→ Exercise brief
Among the records that follow, find each line holding the word "with" and copy it.

########

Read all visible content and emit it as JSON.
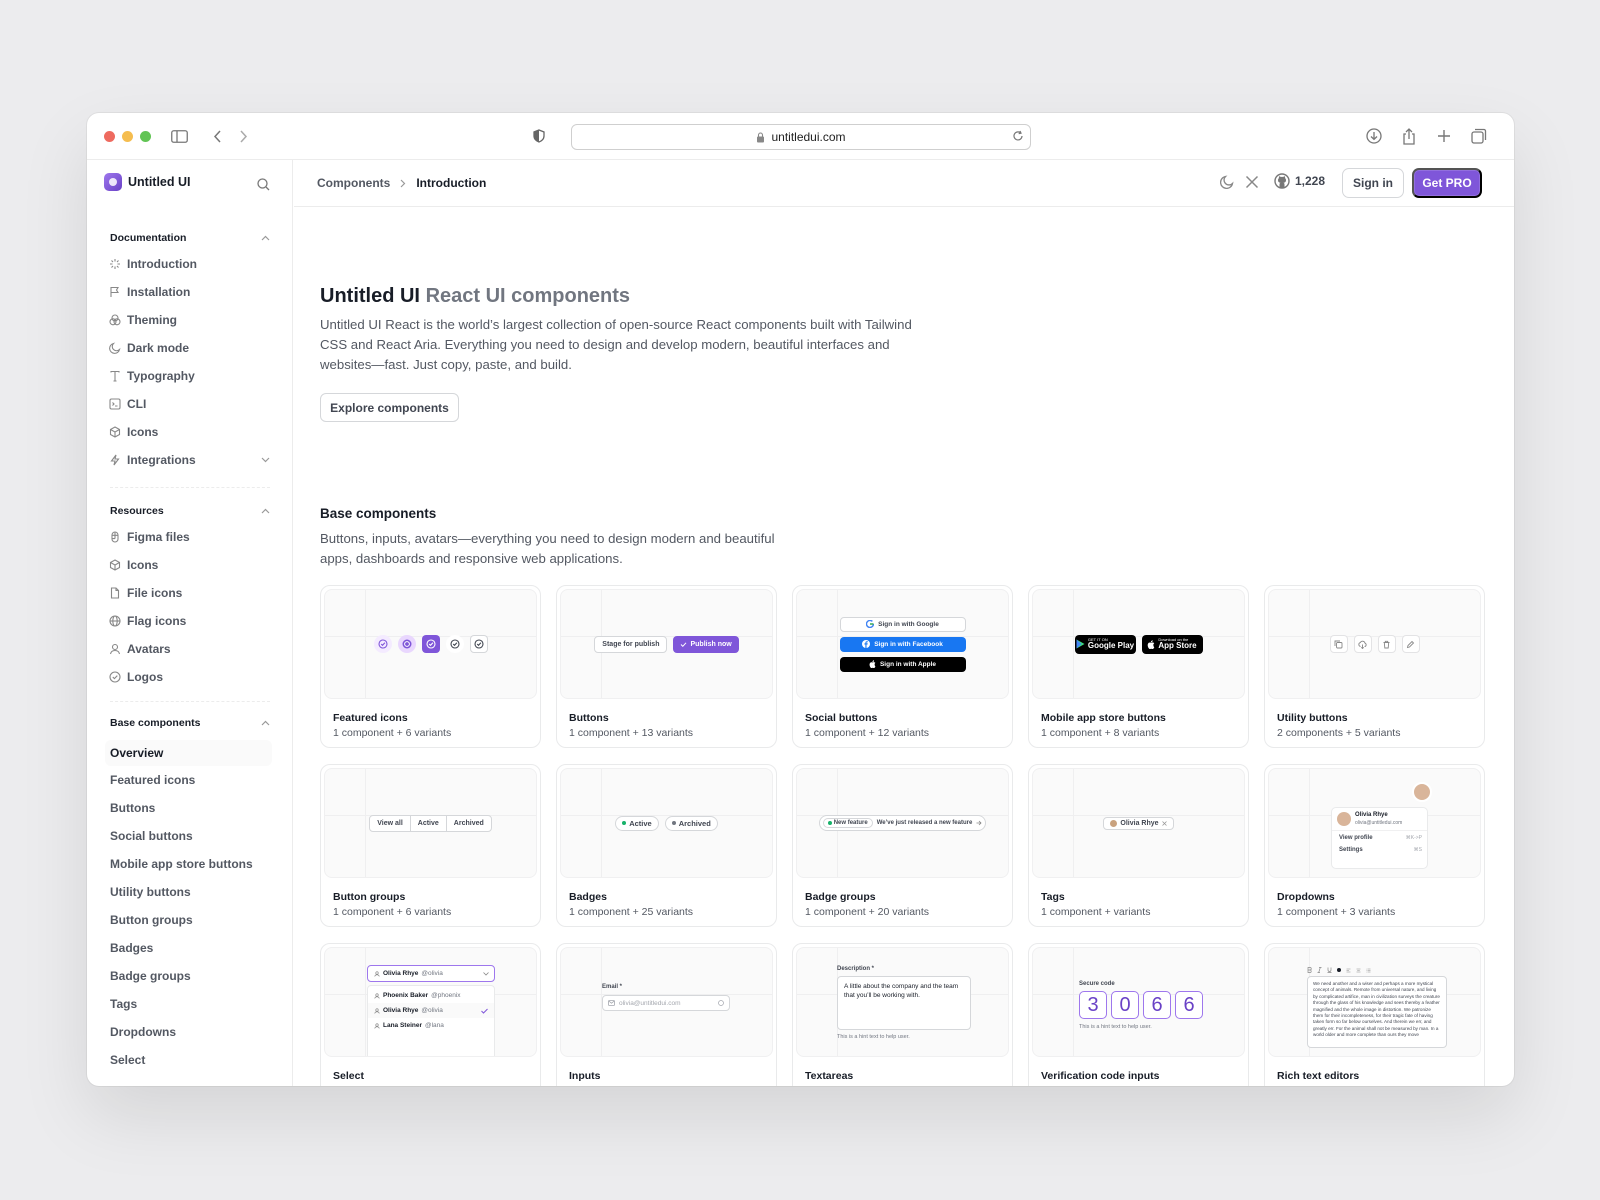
{
  "browser": {
    "url": "untitledui.com"
  },
  "sidebar": {
    "brand": "Untitled UI",
    "documentation": {
      "title": "Documentation",
      "items": [
        "Introduction",
        "Installation",
        "Theming",
        "Dark mode",
        "Typography",
        "CLI",
        "Icons",
        "Integrations"
      ]
    },
    "resources": {
      "title": "Resources",
      "items": [
        "Figma files",
        "Icons",
        "File icons",
        "Flag icons",
        "Avatars",
        "Logos"
      ]
    },
    "base": {
      "title": "Base components",
      "items": [
        "Overview",
        "Featured icons",
        "Buttons",
        "Social buttons",
        "Mobile app store buttons",
        "Utility buttons",
        "Button groups",
        "Badges",
        "Badge groups",
        "Tags",
        "Dropdowns",
        "Select"
      ]
    }
  },
  "topbar": {
    "breadcrumb": [
      "Components",
      "Introduction"
    ],
    "github_stars": "1,228",
    "sign_in": "Sign in",
    "get_pro": "Get PRO"
  },
  "hero": {
    "title_main": "Untitled UI",
    "title_muted": "React UI components",
    "lead": "Untitled UI React is the world’s largest collection of open-source React components built with Tailwind CSS and React Aria. Everything you need to design and develop modern, beautiful interfaces and websites—fast. Just copy, paste, and build.",
    "cta": "Explore components"
  },
  "base_section": {
    "title": "Base components",
    "description": "Buttons, inputs, avatars—everything you need to design modern and beautiful apps, dashboards and responsive web applications."
  },
  "cards": [
    {
      "title": "Featured icons",
      "subtitle": "1 component + 6 variants"
    },
    {
      "title": "Buttons",
      "subtitle": "1 component + 13 variants"
    },
    {
      "title": "Social buttons",
      "subtitle": "1 component + 12 variants"
    },
    {
      "title": "Mobile app store buttons",
      "subtitle": "1 component + 8 variants"
    },
    {
      "title": "Utility buttons",
      "subtitle": "2 components + 5 variants"
    },
    {
      "title": "Button groups",
      "subtitle": "1 component + 6 variants"
    },
    {
      "title": "Badges",
      "subtitle": "1 component + 25 variants"
    },
    {
      "title": "Badge groups",
      "subtitle": "1 component + 20 variants"
    },
    {
      "title": "Tags",
      "subtitle": "1 component + variants"
    },
    {
      "title": "Dropdowns",
      "subtitle": "1 component + 3 variants"
    },
    {
      "title": "Select",
      "subtitle": ""
    },
    {
      "title": "Inputs",
      "subtitle": ""
    },
    {
      "title": "Textareas",
      "subtitle": ""
    },
    {
      "title": "Verification code inputs",
      "subtitle": ""
    },
    {
      "title": "Rich text editors",
      "subtitle": ""
    }
  ],
  "previews": {
    "buttons": {
      "secondary": "Stage for publish",
      "primary": "Publish now"
    },
    "social": {
      "google": "Sign in with Google",
      "facebook": "Sign in with Facebook",
      "apple": "Sign in with Apple"
    },
    "stores": {
      "google_small": "GET IT ON",
      "google": "Google Play",
      "apple_small": "Download on the",
      "apple": "App Store"
    },
    "button_group": [
      "View all",
      "Active",
      "Archived"
    ],
    "badges": [
      "Active",
      "Archived"
    ],
    "badge_group": {
      "label": "New feature",
      "text": "We’ve just released a new feature"
    },
    "tag": {
      "label": "Olivia Rhye"
    },
    "dropdown": {
      "name": "Olivia Rhye",
      "email": "olivia@untitledui.com",
      "items": [
        {
          "label": "View profile",
          "shortcut": "⌘K->P"
        },
        {
          "label": "Settings",
          "shortcut": "⌘S"
        }
      ]
    },
    "select": {
      "selected": "Olivia Rhye",
      "selected_handle": "@olivia",
      "options": [
        {
          "name": "Phoenix Baker",
          "handle": "@phoenix"
        },
        {
          "name": "Olivia Rhye",
          "handle": "@olivia"
        },
        {
          "name": "Lana Steiner",
          "handle": "@lana"
        }
      ]
    },
    "input": {
      "label": "Email *",
      "placeholder": "olivia@untitledui.com"
    },
    "textarea": {
      "label": "Description *",
      "value": "A little about the company and the team that you’ll be working with.",
      "hint": "This is a hint text to help user."
    },
    "verification": {
      "label": "Secure code",
      "digits": [
        "3",
        "0",
        "6",
        "6"
      ],
      "hint": "This is a hint text to help user."
    },
    "rich_text": {
      "text": "We need another and a wiser and perhaps a more mystical concept of animals. Remote from universal nature, and living by complicated artifice, man in civilization surveys the creature through the glass of his knowledge and sees thereby a feather magnified and the whole image in distortion. We patronize them for their incompleteness, for their tragic fate of having taken form so far below ourselves. And therein we err, and greatly err. For the animal shall not be measured by man. In a world older and more complete than ours they move"
    }
  },
  "colors": {
    "accent": "#7f56d9",
    "accent_dark": "#6941c6",
    "text": "#181d27",
    "muted": "#535862"
  }
}
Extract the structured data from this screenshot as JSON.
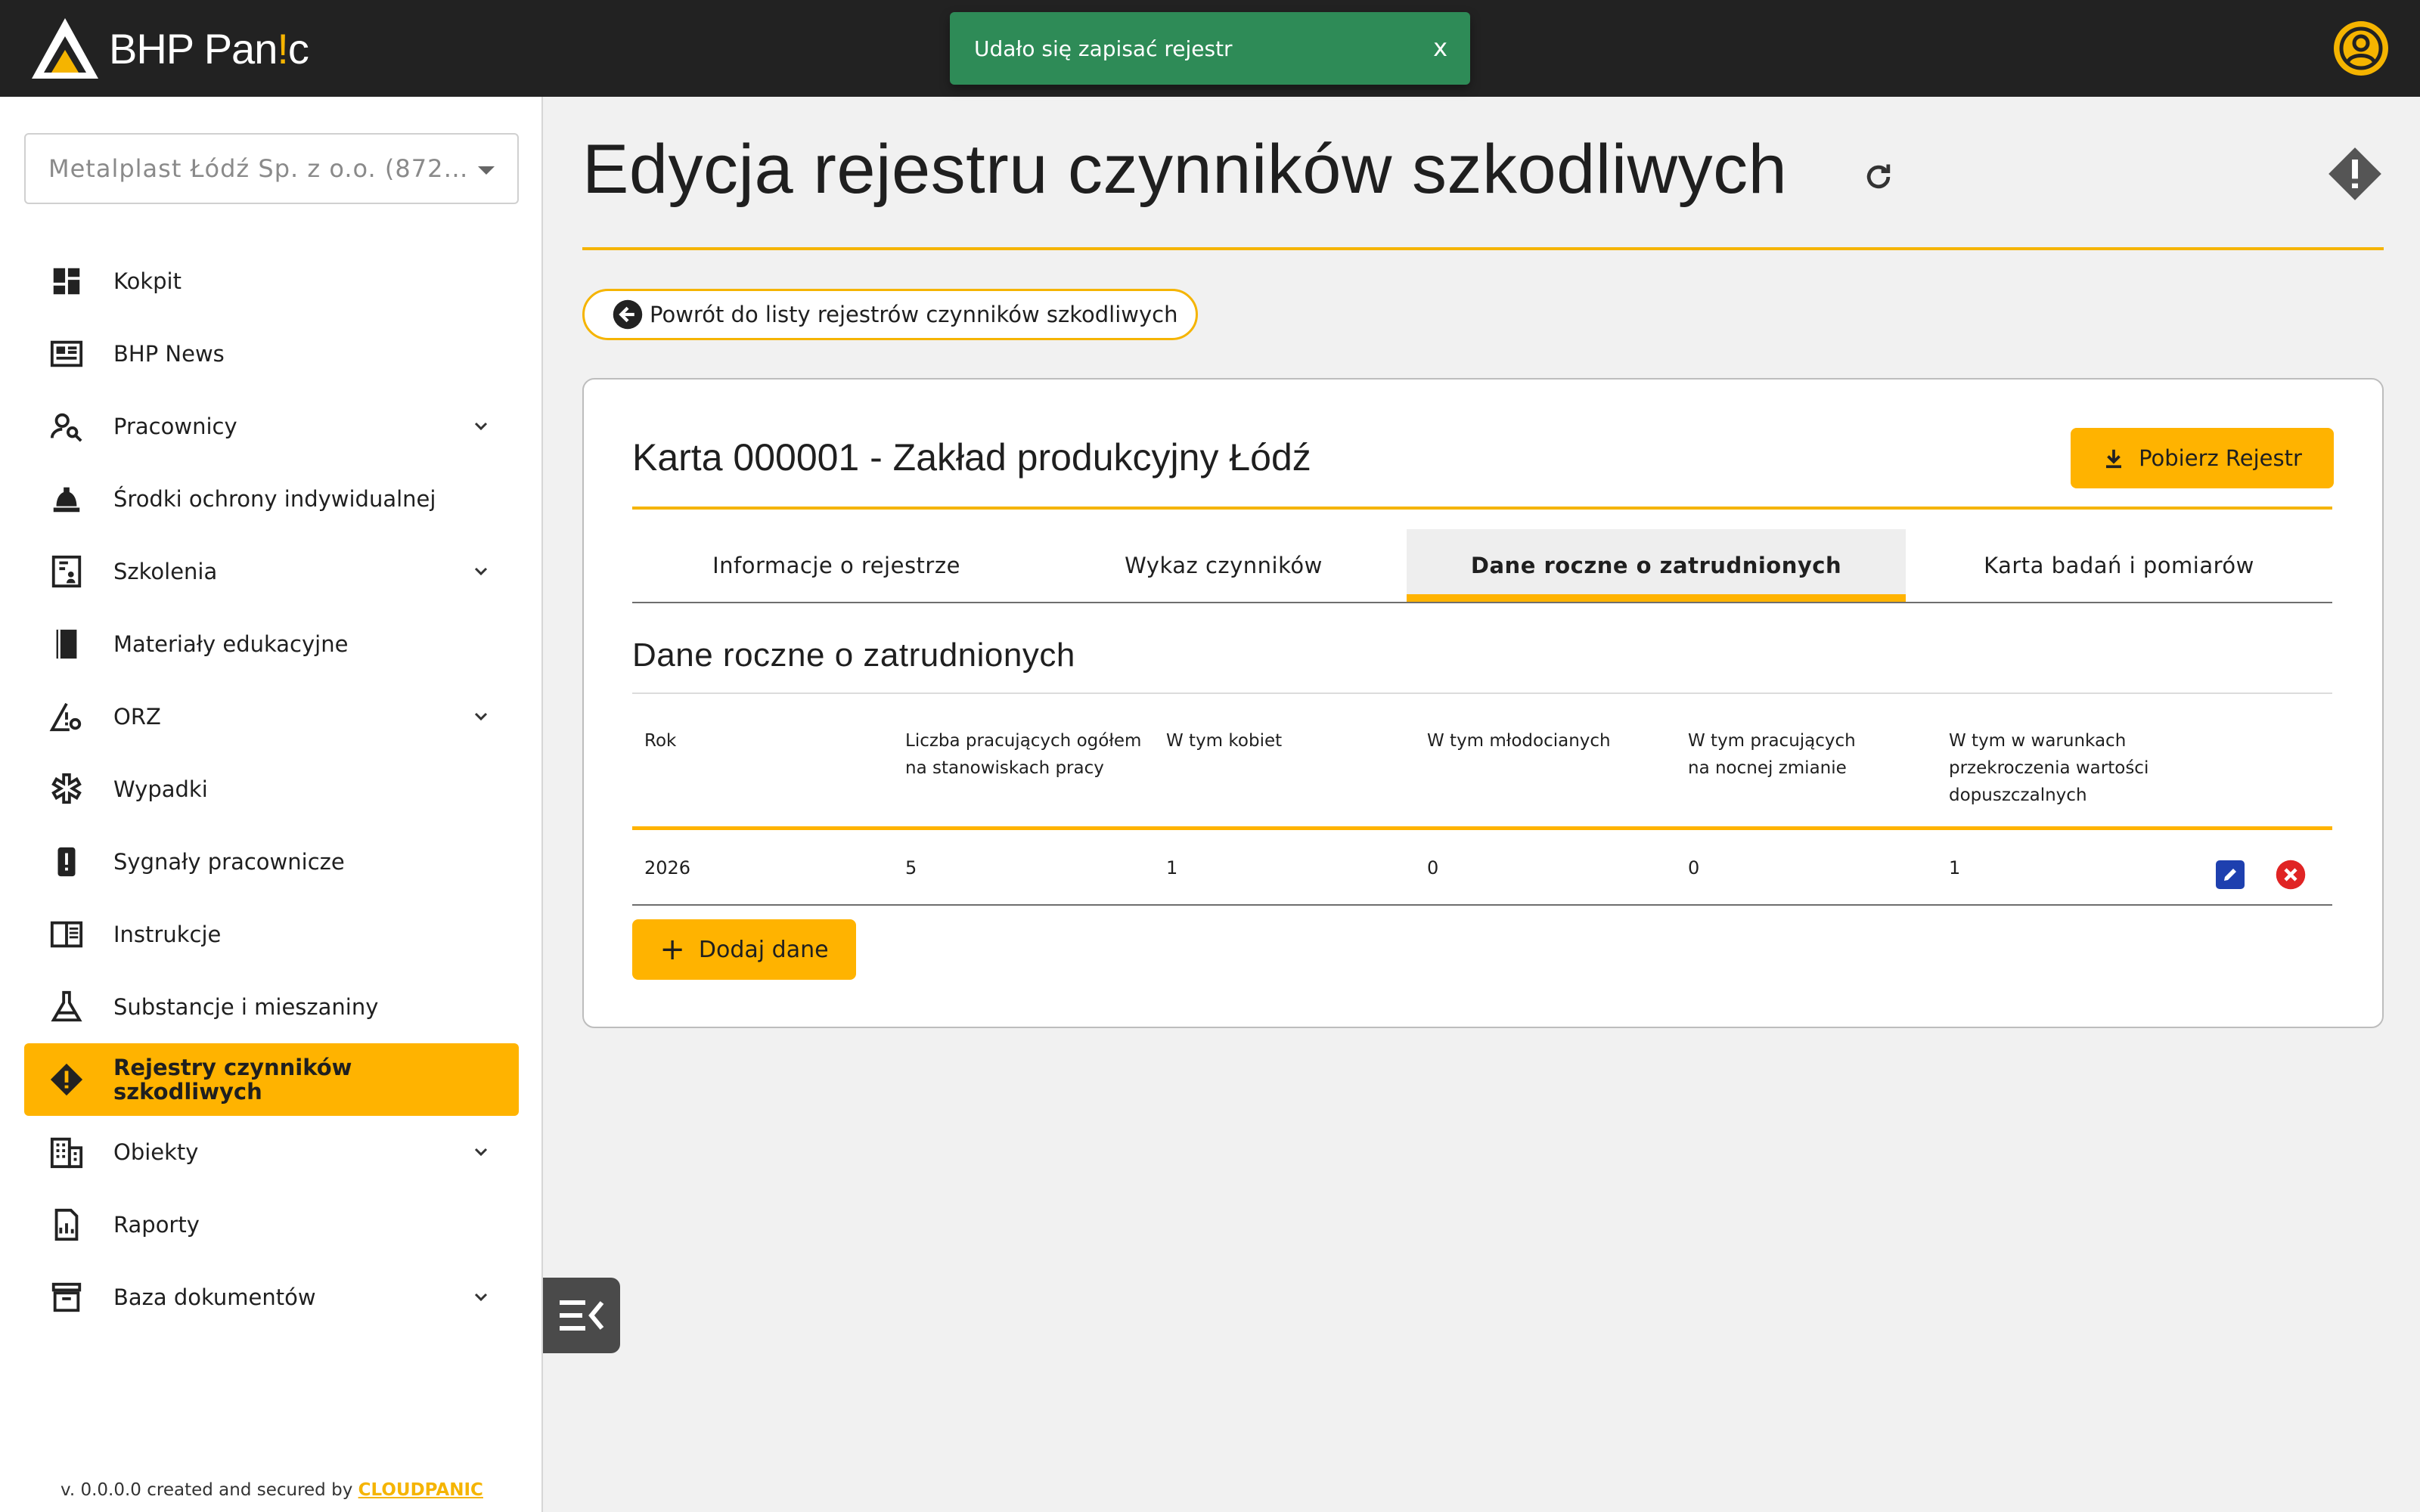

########

→ Solution to the exercise
    "lead": "Untitled UI React is the world’s largest collection of open-source React components built with Tailwind CSS and React Aria. Everything you need to design and develop modern, beautiful interfaces and websites—fast. Just copy, paste, and build.",
      "google": "Sign in with Google",
      "facebook": "Sign in with Facebook",
      "apple": "Sign in with Apple"
      "value": "A little about the company and the team that you’ll be working with.",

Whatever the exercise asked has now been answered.